A bag of coffee beans is dropped into a grinder.
The aroma of a fresh brew, so pungent. Deliciousness fills the cup, drip by drip.
It's what gets the drowsiest of coffee drinkers going in the morning. And the routine can be as comforting as the taste.
At Brewed Awakenings, a popular chain of Rhode Island coffee houses, there are no empty cups, no shortage of customers lining up at four different locations.
But behind the percolating carafes, a practice of fuzzy math, that confused some customers.
NBC 10 I-Team Reporter Parker Gavigan: "They're rounding up to the nearest nickel?"Woman customer: "Up to the nearest nickel. Never down. This is the only business that I've come across that takes it from you without you even knowing about it."Gavigan: "So the customer does not even know this is happening?"Woman customer: "Does not know."
She likes their coffee and wants to continue going back to Brewed Awakenings, so NBC 10 has agreed to hide her identity.
But the customer did file a complaint with the Rhode Island Attorney General's consumer protection unit. Her claim was backed up by more than a dozen receipts the I-Team combed through. Whether you bought a large or medium cup of coffee, a small cappuccino, or a bag of espresso beans - it didn't matter. The bill was always rounded up to the next nickel at all four of the coffee house locations.
Here's an example -- a tab of $5.10 should cost the customer $5.51 after taxes. But the register rounded up to $5.55.
"So they're deceiving the customer, not giving full disclosure as to what they're doing with that money and I think the customer has every right to know where that extra money is going," said Johnson and Wales business professor Melanie St. Jean.
"Pennies are still a used currency in this country and until they're phased out, you should be charged to the exact penny and not round up to the nearest nickel," said Rhode Island Tax Administrator David Sullivan.
Gavigan: "The argument could be we're just talking about pennies here."St. Jean: "Pennies add up and if you add 100 transactions per day, times a couple of pennies, times a number of stores where it's happening, 365 days."
NBC 10 went to Brewed Awakenings owner David Levesque for answers.
"If it's skimming a nickel or a penny off somebody, that's not what we do. We have fair pricing.
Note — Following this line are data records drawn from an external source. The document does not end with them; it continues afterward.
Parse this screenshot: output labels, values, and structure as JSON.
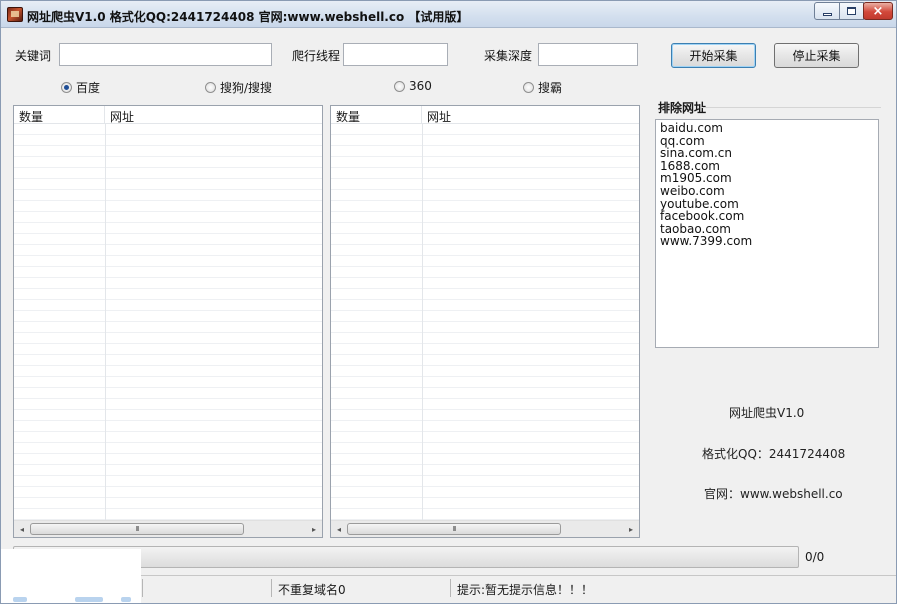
{
  "window": {
    "title": "网址爬虫V1.0 格式化QQ:2441724408 官网:www.webshell.co 【试用版】",
    "controls": {
      "minimize": "minimize",
      "maximize": "maximize",
      "close": "×"
    }
  },
  "form": {
    "keyword_label": "关键词",
    "keyword_value": "",
    "threads_label": "爬行线程",
    "threads_value": "",
    "depth_label": "采集深度",
    "depth_value": "",
    "start_button": "开始采集",
    "stop_button": "停止采集"
  },
  "engines": [
    {
      "label": "百度",
      "selected": true
    },
    {
      "label": "搜狗/搜搜",
      "selected": false
    },
    {
      "label": "360",
      "selected": false
    },
    {
      "label": "搜霸",
      "selected": false
    }
  ],
  "lists": {
    "left": {
      "columns": [
        "数量",
        "网址"
      ],
      "rows": []
    },
    "right": {
      "columns": [
        "数量",
        "网址"
      ],
      "rows": []
    },
    "scroll_left": "◂",
    "scroll_right": "▸",
    "thumb_grip": "III"
  },
  "exclude": {
    "title": "排除网址",
    "urls": [
      "baidu.com",
      "qq.com",
      "sina.com.cn",
      "1688.com",
      "m1905.com",
      "weibo.com",
      "youtube.com",
      "facebook.com",
      "taobao.com",
      "www.7399.com"
    ]
  },
  "info": {
    "app_name": "网址爬虫V1.0",
    "qq": "格式化QQ：2441724408",
    "site": "官网：www.webshell.co"
  },
  "progress": {
    "fraction": 0,
    "count_text": "0/0"
  },
  "status": {
    "unique_domains": "不重复域名0",
    "hint": "提示:暂无提示信息！！！"
  },
  "colors": {
    "progress_green": "#06b025",
    "title_bar": "#d3dfee",
    "window_bg": "#f0f0f0"
  }
}
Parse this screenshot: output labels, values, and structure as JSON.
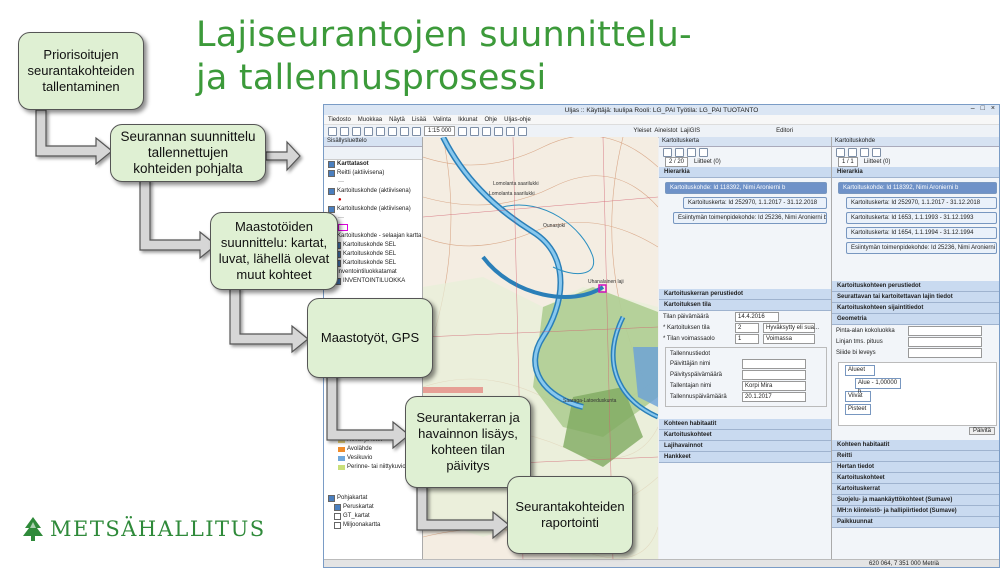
{
  "slide": {
    "title_line1": "Lajiseurantojen suunnittelu-",
    "title_line2": "ja tallennusprosessi"
  },
  "steps": [
    "Priorisoitujen seurantakohteiden tallentaminen",
    "Seurannan suunnittelu tallennettujen kohteiden pohjalta",
    "Maastotöiden suunnittelu: kartat, luvat, lähellä olevat muut kohteet",
    "Maastotyöt, GPS",
    "Seurantakerran ja havainnon lisäys, kohteen tilan päivitys",
    "Seurantakohteiden raportointi"
  ],
  "logo": {
    "text": "METSÄHALLITUS"
  },
  "app": {
    "window_title": "Uljas :: Käyttäjä: tuulipa  Rooli: LG_PAI  Työtila: LG_PAI TUOTANTO",
    "menu": [
      "Tiedosto",
      "Muokkaa",
      "Näytä",
      "Lisää",
      "Valinta",
      "Ikkunat",
      "Ohje",
      "Uljas-ohje"
    ],
    "scale": "1:15 000",
    "toolbar_right": [
      "Yleiset",
      "Aineistot",
      "LajiGIS",
      "Editori"
    ],
    "toc": {
      "title": "Sisällysluettelo",
      "root": "Karttatasot",
      "items": [
        "Reitti (aktiivisena)",
        "Kartoituskohde (aktiivisena)",
        "Kartoituskohde (aktiivisena)",
        "Kartoituskohde - selaajan kartta",
        "Kartoituskohde SEL",
        "Kartoituskohde SEL",
        "Kartoituskohde SEL",
        "Inventointiluokkatamat",
        "INVENTOINTILUOKKA"
      ],
      "legend": [
        "Nevat ja letot",
        "Avolähde",
        "Vesikuvio",
        "Perinne- tai niittykuvio"
      ],
      "bottom": [
        "Pohjakartat",
        "Peruskartat",
        "GT_kartat",
        "Miljoonakartta"
      ]
    },
    "map_labels": [
      "Lomolanta saarilukki",
      "Lomolanta saarilukki",
      "Ounasjoki",
      "Uhanalainen laji",
      "Saaraga-Latoeduskunta"
    ],
    "visit_panel": {
      "title": "Kartoituskerta",
      "counter": "2 / 20",
      "attachments": "Liitteet (0)",
      "hier_title": "Hierarkia",
      "hier": [
        "Kartoituskohde: Id 118392, Nimi Aronierni b",
        "Kartoituskerta: Id 252970, 1.1.2017 - 31.12.2018",
        "Esiintymän toimenpidekohde: Id 25236, Nimi Aronierni b"
      ],
      "sections": [
        "Kartoituskerran perustiedot",
        "Kartoituksen tila"
      ],
      "fields": [
        {
          "label": "Tilan päivämäärä",
          "value": "14.4.2016"
        },
        {
          "label": "* Kartoituksen tila",
          "value": "2"
        },
        {
          "label": "* Tilan voimassaolo",
          "value": "1"
        }
      ],
      "field_extras": [
        "Hyväksytty eli sua...",
        "Voimassa"
      ],
      "subsection": "Tallennustiedot",
      "fields2": [
        {
          "label": "Päivittäjän nimi",
          "value": ""
        },
        {
          "label": "Päivityspäivämäärä",
          "value": ""
        },
        {
          "label": "Tallentajan nimi",
          "value": "Korpi Mira"
        },
        {
          "label": "Tallennuspäivämäärä",
          "value": "20.1.2017"
        }
      ],
      "bottom_sections": [
        "Kohteen habitaatit",
        "Kartoituskohteet",
        "Lajihavainnot",
        "Hankkeet"
      ]
    },
    "target_panel": {
      "title": "Kartoituskohde",
      "counter": "1 / 1",
      "attachments": "Liitteet (0)",
      "hier_title": "Hierarkia",
      "hier": [
        "Kartoituskohde: Id 118392, Nimi Aronierni b",
        "Kartoituskerta: Id 252970, 1.1.2017 - 31.12.2018",
        "Kartoituskerta: Id 1653, 1.1.1993 - 31.12.1993",
        "Kartoituskerta: Id 1654, 1.1.1994 - 31.12.1994",
        "Esiintymän toimenpidekohde: Id 25236, Nimi Aronierni b"
      ],
      "sections": [
        "Kartoituskohteen perustiedot",
        "Seurattavan tai kartoitettavan lajin tiedot",
        "Kartoituskohteen sijaintitiedot",
        "Geometria"
      ],
      "geom_fields": [
        "Pinta-alan kokoluokka",
        "Linjan tms. pituus",
        "Siiide bi leveys"
      ],
      "tree": [
        "Alueet",
        "Alue - 1,00000 h",
        "Viivat",
        "Pisteet"
      ],
      "button": "Päivitä",
      "bottom_sections": [
        "Kohteen habitaatit",
        "Reitti",
        "Hertan tiedot",
        "Kartoituskohteet",
        "Kartoituskerrat",
        "Suojelu- ja maankäyttökohteet (Sumave)",
        "MH:n kiinteistö- ja hallipiirtiedot (Sumave)",
        "Paikkuunnat"
      ]
    },
    "status": "620 064, 7 351 000 Metriä"
  }
}
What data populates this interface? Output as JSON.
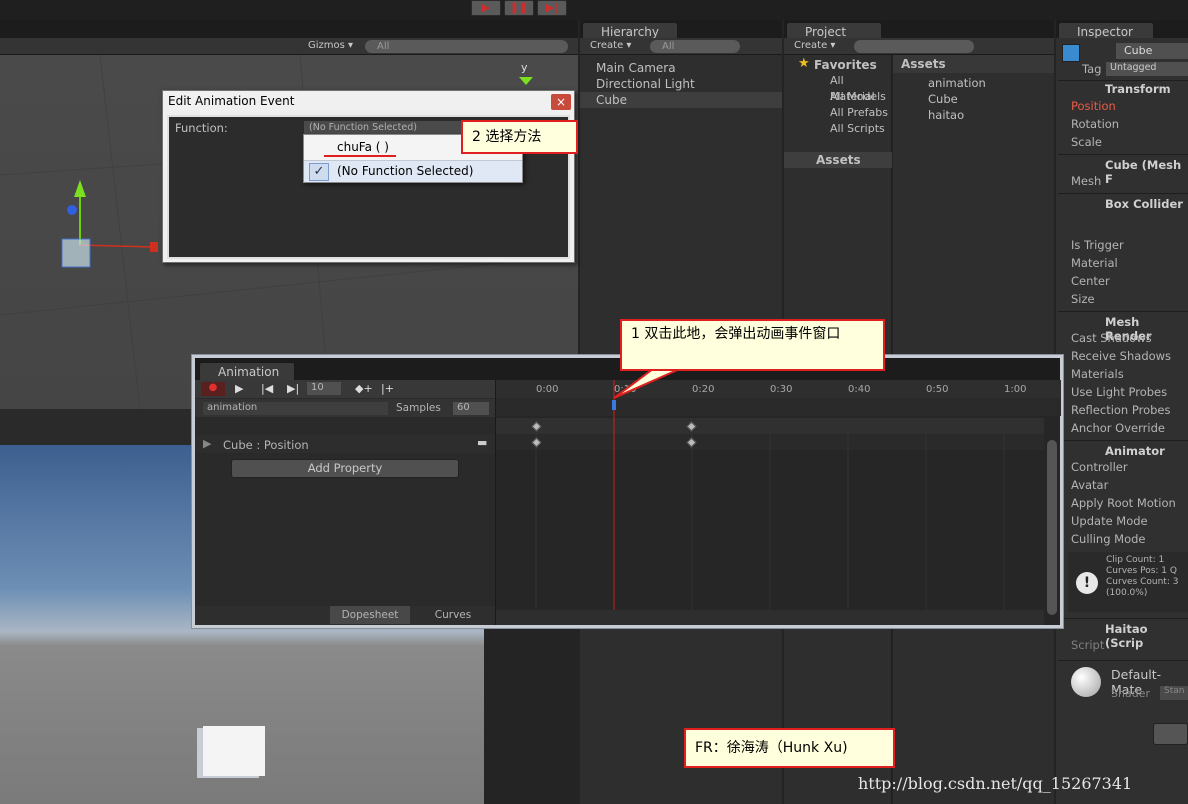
{
  "play_controls": {
    "play": "▶",
    "pause": "❚❚",
    "step": "▶|"
  },
  "scene": {
    "gizmos_label": "Gizmos ▾",
    "search_placeholder": "All",
    "axis_y": "y"
  },
  "hierarchy": {
    "tab": "Hierarchy",
    "create": "Create ▾",
    "search": "All",
    "items": [
      "Main Camera",
      "Directional Light",
      "Cube"
    ]
  },
  "project": {
    "tab": "Project",
    "create": "Create ▾",
    "favorites_label": "Favorites",
    "favorites": [
      "All Material",
      "All Models",
      "All Prefabs",
      "All Scripts"
    ],
    "assets_label": "Assets",
    "assets": [
      "animation",
      "Cube",
      "haitao"
    ]
  },
  "inspector": {
    "tab": "Inspector",
    "object_name": "Cube",
    "tag_label": "Tag",
    "tag_value": "Untagged",
    "transform": {
      "title": "Transform",
      "rows": [
        "Position",
        "Rotation",
        "Scale"
      ]
    },
    "mesh_filter": {
      "title": "Cube (Mesh F",
      "rows": [
        "Mesh"
      ]
    },
    "box_collider": {
      "title": "Box Collider",
      "rows": [
        "Is Trigger",
        "Material",
        "Center",
        "Size"
      ]
    },
    "mesh_renderer": {
      "title": "Mesh Render",
      "rows": [
        "Cast Shadows",
        "Receive Shadows",
        "Materials",
        "Use Light Probes",
        "Reflection Probes",
        "Anchor Override"
      ]
    },
    "animator": {
      "title": "Animator",
      "rows": [
        "Controller",
        "Avatar",
        "Apply Root Motion",
        "Update Mode",
        "Culling Mode"
      ],
      "info": [
        "Clip Count: 1",
        "Curves Pos: 1 Q",
        "Curves Count: 3",
        "(100.0%)"
      ]
    },
    "script": {
      "title": "Haitao (Scrip",
      "rows": [
        "Script"
      ]
    },
    "material": {
      "name": "Default-Mate",
      "shader_label": "Shader",
      "shader_value": "Stan"
    }
  },
  "dialog": {
    "title": "Edit Animation Event",
    "close": "×",
    "function_label": "Function:",
    "function_value": "(No Function Selected)",
    "options": [
      "chuFa ( )",
      "(No Function Selected)"
    ],
    "check": "✓"
  },
  "animation": {
    "tab": "Animation",
    "frame": "10",
    "clip": "animation",
    "samples_label": "Samples",
    "samples_value": "60",
    "property": "Cube : Position",
    "add_property": "Add Property",
    "dopesheet": "Dopesheet",
    "curves": "Curves",
    "ticks": [
      "0:00",
      "0:10",
      "0:20",
      "0:30",
      "0:40",
      "0:50",
      "1:00"
    ]
  },
  "callouts": {
    "step2": "2 选择方法",
    "step1": "1 双击此地，会弹出动画事件窗口",
    "author": "FR：徐海涛（Hunk Xu)"
  },
  "watermark": "http://blog.csdn.net/qq_15267341"
}
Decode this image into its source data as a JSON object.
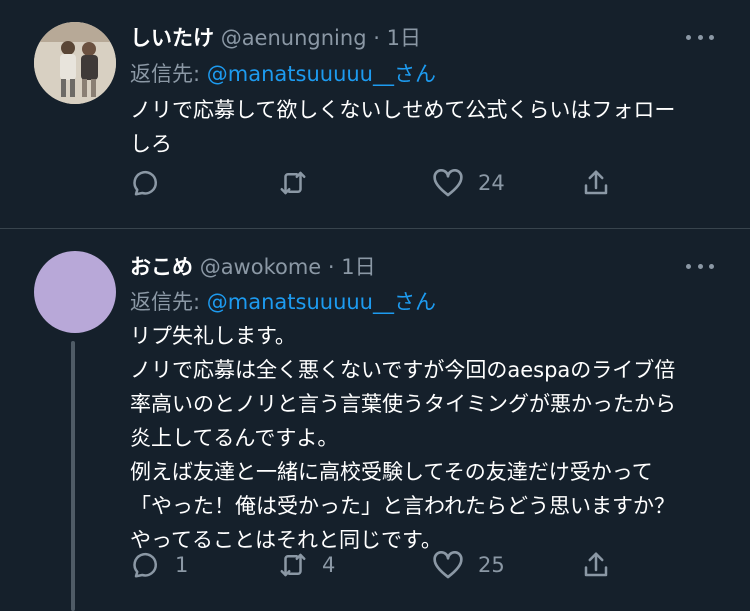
{
  "tweets": [
    {
      "display_name": "しいたけ",
      "handle": "@aenungning",
      "separator": "·",
      "time": "1日",
      "reply_prefix": "返信先: ",
      "reply_mention": "@manatsuuuuu__",
      "reply_suffix": "さん",
      "text": "ノリで応募して欲しくないしせめて公式くらいはフォロー\nしろ",
      "reply_count": "",
      "retweet_count": "",
      "like_count": "24",
      "avatar_color": "#c9c0b1"
    },
    {
      "display_name": "おこめ",
      "handle": "@awokome",
      "separator": "·",
      "time": "1日",
      "reply_prefix": "返信先: ",
      "reply_mention": "@manatsuuuuu__",
      "reply_suffix": "さん",
      "text": "リプ失礼します。\nノリで応募は全く悪くないですが今回のaespaのライブ倍\n率高いのとノリと言う言葉使うタイミングが悪かったから\n炎上してるんですよ。\n例えば友達と一緒に高校受験してその友達だけ受かって\n「やった！俺は受かった」と言われたらどう思いますか？\nやってることはそれと同じです。",
      "reply_count": "1",
      "retweet_count": "4",
      "like_count": "25",
      "avatar_color": "#b8a8d8"
    }
  ],
  "icons": [
    "reply-icon",
    "retweet-icon",
    "like-icon",
    "share-icon",
    "more-icon"
  ],
  "colors": {
    "background": "#15202b",
    "secondary_text": "#8b98a5",
    "link": "#1d9bf0",
    "divider": "#38444d"
  }
}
This was an honest mistake," said Levesque, who says he put a rounding policy in place some 10 years ago to avoid the hassle of using pennies.
But he says the computer system was supposed to round conventionally, both up and down.
The switch to rounding only up, he says, likely happened during a computer upgrade in January of 2012, but he couldn't say for certain.
Hours after the I-Team called him, Levesque quickly corrected his computers in all four stores. There is no more rounding up or down at Brewed Awakenings registers.
Gavigan: "There are people that are going to find it hard to believe that you're the owner of this business and didn't know that this was happening.Levesque: "We do apologize. I take full blame for not seeing, not catching it, not paying attention to it."
The woman customer, who wanted to remain anonymous, filed her complaint on March 14, 2013, according to a copy of the complaint.
"This is a good lesson for everyone. You should always ask for your receipts and you should always check your receipt," she said.
Had Brewed Awakenings posted a sign, alerting customers that they were in fact rounding, there likely would have been no deception here.
The company is offering customers a 5 percent discount on all products May 6-7 as a way of apologizing.